The third post in Red Reporter's count down of the 10 Greatest Moments in Reds All Star History. This is my attempt to rank the most memorable and exciting moments relevant to the Cincinnati Reds in the history of the Mid Summer Classic.
July 8, 1947
In the pantheon of Reds pitching greats, Ewell Blackwell gets a bit of a short shrift. Riverfront76 places him 50th on the list of the Top 100 Reds, ahead of the likes of Browning, Franco, Purkey and Vander Meer. Yet he probably has the least name recognition of any in that group. And it's not just because he pitched way back in the 40s and 50s. Vander Meer pitched from '37-'51, but despite compiling a less distinguished career than Blackwell, his legacy is secured on the wings of his back-to-back no-hitters. Blackwell nearly replicated Vander Meer's feat in 1947. Just over two weeks after the Marshall Plan had come down, he took a no-no into the 9th inning against Brooklyn on June 22 after having successfully pulled one off against the Boston Braves in his previous start.
Though sadly far from unique for his time, Blackwell had a streak of bigotry, spewing racial epithets directed at Jackie Robinson (despite the fact that it had been broken up by Eddie Stanky) in a fit of frustration after his second no-hit bid ended. Despite some ambivalence about him, Blackwell hasn't exactly been consigned to the dustbin of history either. Miami University grad and reknowned illustrator C.F. Payne recognized Blackwell's place in Reds history, incorporating him into his Redsland Forever piece, right over Joe Morgan's right shoulder.
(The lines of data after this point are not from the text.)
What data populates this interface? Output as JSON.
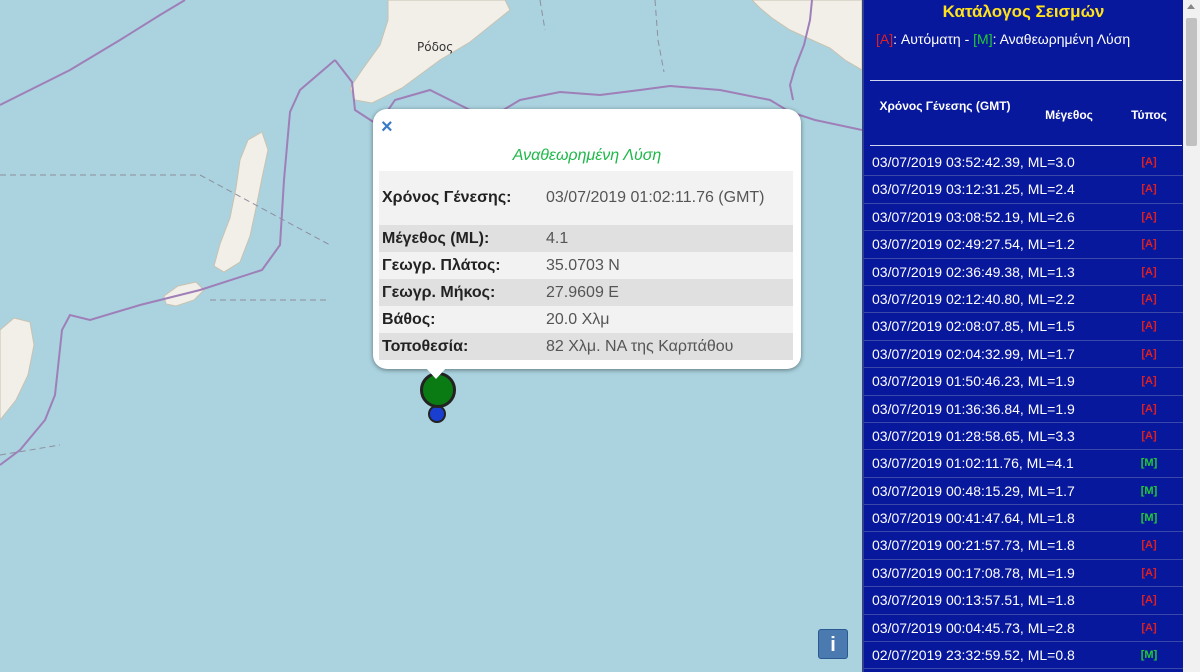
{
  "map": {
    "city_label": "Ρόδος",
    "colors": {
      "sea": "#aad3df",
      "land": "#f2efe9",
      "border": "#9e7fb8"
    },
    "info_icon": "i"
  },
  "popup": {
    "close_icon": "×",
    "heading": "Αναθεωρημένη Λύση",
    "rows": [
      {
        "label": "Χρόνος Γένεσης:",
        "value": "03/07/2019 01:02:11.76 (GMT)"
      },
      {
        "label": "Μέγεθος (ML):",
        "value": "4.1"
      },
      {
        "label": "Γεωγρ. Πλάτος:",
        "value": "35.0703 N"
      },
      {
        "label": "Γεωγρ. Μήκος:",
        "value": "27.9609 E"
      },
      {
        "label": "Βάθος:",
        "value": "20.0 Χλμ"
      },
      {
        "label": "Τοποθεσία:",
        "value": "82 Χλμ. ΝΑ της Καρπάθου"
      }
    ]
  },
  "panel": {
    "title": "Κατάλογος Σεισμών",
    "legend": {
      "auto_tag": "[A]",
      "auto_text": ": Αυτόματη - ",
      "manual_tag": "[M]",
      "manual_text": ": Αναθεωρημένη Λύση"
    },
    "headers": {
      "time": "Χρόνος Γένεσης (GMT)",
      "magnitude": "Μέγεθος",
      "type": "Τύπος"
    },
    "events": [
      {
        "text": "03/07/2019 03:52:42.39, ML=3.0",
        "type": "[A]",
        "kind": "A"
      },
      {
        "text": "03/07/2019 03:12:31.25, ML=2.4",
        "type": "[A]",
        "kind": "A"
      },
      {
        "text": "03/07/2019 03:08:52.19, ML=2.6",
        "type": "[A]",
        "kind": "A"
      },
      {
        "text": "03/07/2019 02:49:27.54, ML=1.2",
        "type": "[A]",
        "kind": "A"
      },
      {
        "text": "03/07/2019 02:36:49.38, ML=1.3",
        "type": "[A]",
        "kind": "A"
      },
      {
        "text": "03/07/2019 02:12:40.80, ML=2.2",
        "type": "[A]",
        "kind": "A"
      },
      {
        "text": "03/07/2019 02:08:07.85, ML=1.5",
        "type": "[A]",
        "kind": "A"
      },
      {
        "text": "03/07/2019 02:04:32.99, ML=1.7",
        "type": "[A]",
        "kind": "A"
      },
      {
        "text": "03/07/2019 01:50:46.23, ML=1.9",
        "type": "[A]",
        "kind": "A"
      },
      {
        "text": "03/07/2019 01:36:36.84, ML=1.9",
        "type": "[A]",
        "kind": "A"
      },
      {
        "text": "03/07/2019 01:28:58.65, ML=3.3",
        "type": "[A]",
        "kind": "A"
      },
      {
        "text": "03/07/2019 01:02:11.76, ML=4.1",
        "type": "[M]",
        "kind": "M"
      },
      {
        "text": "03/07/2019 00:48:15.29, ML=1.7",
        "type": "[M]",
        "kind": "M"
      },
      {
        "text": "03/07/2019 00:41:47.64, ML=1.8",
        "type": "[M]",
        "kind": "M"
      },
      {
        "text": "03/07/2019 00:21:57.73, ML=1.8",
        "type": "[A]",
        "kind": "A"
      },
      {
        "text": "03/07/2019 00:17:08.78, ML=1.9",
        "type": "[A]",
        "kind": "A"
      },
      {
        "text": "03/07/2019 00:13:57.51, ML=1.8",
        "type": "[A]",
        "kind": "A"
      },
      {
        "text": "03/07/2019 00:04:45.73, ML=2.8",
        "type": "[A]",
        "kind": "A"
      },
      {
        "text": "02/07/2019 23:32:59.52, ML=0.8",
        "type": "[M]",
        "kind": "M"
      }
    ]
  }
}
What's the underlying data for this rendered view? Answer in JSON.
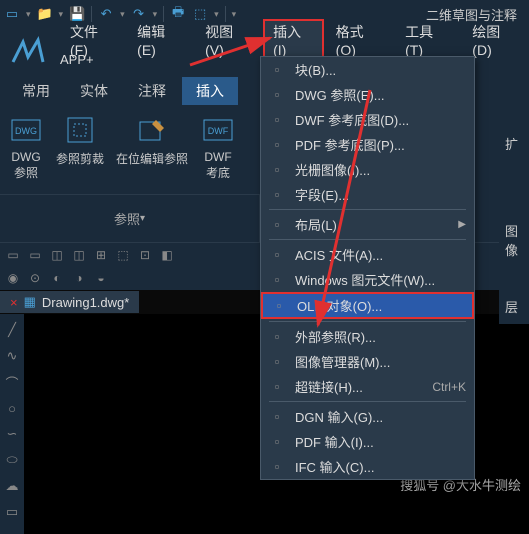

Blackwell began his Reds career at age 19, during the fateful year of 1942. He appeared in only two games that season and was drafted to serve in the 71st Infantry under General Patton. He would not return to baseball until 1946, though he was only 23 after his discharge. If there was any rust, it wasn't visible. His first season back was excellent, but '47 was undoubtedly his best season. On top of almost pulling a Vander Meer, Blackwell put up a 2.47 ERA, threw 23 CGs, set a career-best WHIP (1.179) and led the league in wins, Ks, K/9, K/BB and HR/9 - a microscopic 0.3-per-9 (His '46 mark was improbably better: 1 HR in 194.1 IP). Had there been a Cy Young award, Blackwell would have won it.
Like Vander Meer before him, Blackwell enterred the '47 All Star Game on the heels of two recent, back-to-back command performances. His ERA also stood on July 8 at a season-low 2.10. 1947 would be the second of six consecutive All Star appointments for Blackwell while playing for some truly terrible Reds teams. '47 would the club's best year in that stretch, finishing 5th of 8 NL teams. Bert Haas and Eddie Miller were the other two Reds represented on the NL side that year, though Blackwell would be the lone Red in 1948.
Blackwell was famous for his unorthodox sidearm delivery, which garnered the nickname The Whip. Though it became extremely taxing on his right arm, it had National League hitters absolutely befuddled in 1946 and '47. American Leaguers had only seen it up-close for 2.2 innings of work during the '46 All Star Game. Just one day after the "Roswell Incident" is reputed to have taken place in New Mexico, Blackwell took the mound at Wrigley Field on July 8 as the NL's starter. He faced an AL order that included a 3-4-5 of Ted Williams, Joe DiMaggio and Lou Boudreau.
Blackwell's stuff was a complete puzzle for the AL All Stars. He struck out Ted Williams to complete a 1-2-3 first. There was trouble in the 2nd, but two more strikeouts stranded DiMaggio at 2nd after a leadoff single. Blackwell's final inning of work was a 1-2-3 jobber. He completed the semi-standard 3 frames of All Star toil with 4 K, only 1 H, 0 ER, tying the AL starter Hal Newhouser for highest Win Probability Added. It was a losing effort for the NL, but Blackwell had further established his foothold in a climb to becoming one of the game's elite pitchers of his era.
Blackwell is one of a host of All Star "what if" players, firmly planted in the Hall of Very Good, but not deemed worthy of Cooperstown. Had Blackwell not missed nearly four years to the War and had his career truncated at Age 32 by arm injury related to his delivery, it's an easy leap to see him in the Hall of Fame. As it stands, Blackwell remains one of the great Reds pitchers in history, one that came of age during the War and soared to greatness after the fighting stopped.